Task instructions: Pick out each line of the records in which the word "people" appears.

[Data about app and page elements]
------------------------------------------------------------------------

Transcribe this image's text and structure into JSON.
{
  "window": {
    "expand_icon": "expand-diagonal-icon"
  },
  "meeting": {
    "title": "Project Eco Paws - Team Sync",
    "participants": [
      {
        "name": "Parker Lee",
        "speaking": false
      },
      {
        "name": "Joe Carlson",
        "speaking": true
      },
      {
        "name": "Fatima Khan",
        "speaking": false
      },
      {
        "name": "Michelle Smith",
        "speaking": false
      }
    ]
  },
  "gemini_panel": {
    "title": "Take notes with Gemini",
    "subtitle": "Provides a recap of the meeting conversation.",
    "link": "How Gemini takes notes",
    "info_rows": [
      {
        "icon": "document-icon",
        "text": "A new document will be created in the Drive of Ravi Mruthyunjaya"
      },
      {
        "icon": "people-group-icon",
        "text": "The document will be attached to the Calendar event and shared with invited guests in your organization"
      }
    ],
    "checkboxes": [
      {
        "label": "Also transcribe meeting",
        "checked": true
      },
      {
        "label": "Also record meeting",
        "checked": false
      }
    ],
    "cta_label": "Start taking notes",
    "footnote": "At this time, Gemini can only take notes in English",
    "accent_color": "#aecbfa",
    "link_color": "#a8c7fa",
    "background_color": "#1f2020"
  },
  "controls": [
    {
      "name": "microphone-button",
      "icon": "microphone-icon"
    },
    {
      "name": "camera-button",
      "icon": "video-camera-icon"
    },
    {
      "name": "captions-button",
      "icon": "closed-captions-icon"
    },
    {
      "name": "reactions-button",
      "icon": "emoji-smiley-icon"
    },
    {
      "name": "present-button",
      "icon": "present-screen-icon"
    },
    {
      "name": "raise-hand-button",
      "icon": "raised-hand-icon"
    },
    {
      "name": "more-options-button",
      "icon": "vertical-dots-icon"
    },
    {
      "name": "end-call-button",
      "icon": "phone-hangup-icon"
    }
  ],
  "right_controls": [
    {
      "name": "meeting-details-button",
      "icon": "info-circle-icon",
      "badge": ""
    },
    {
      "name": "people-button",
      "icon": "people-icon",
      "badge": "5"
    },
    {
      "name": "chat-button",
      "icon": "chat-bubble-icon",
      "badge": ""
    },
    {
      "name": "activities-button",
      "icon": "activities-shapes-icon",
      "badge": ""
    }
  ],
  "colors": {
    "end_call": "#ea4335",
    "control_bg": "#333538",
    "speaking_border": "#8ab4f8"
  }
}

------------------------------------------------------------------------

Response:
        "icon": "people-group-icon",
      "name": "people-button",
      "icon": "people-icon",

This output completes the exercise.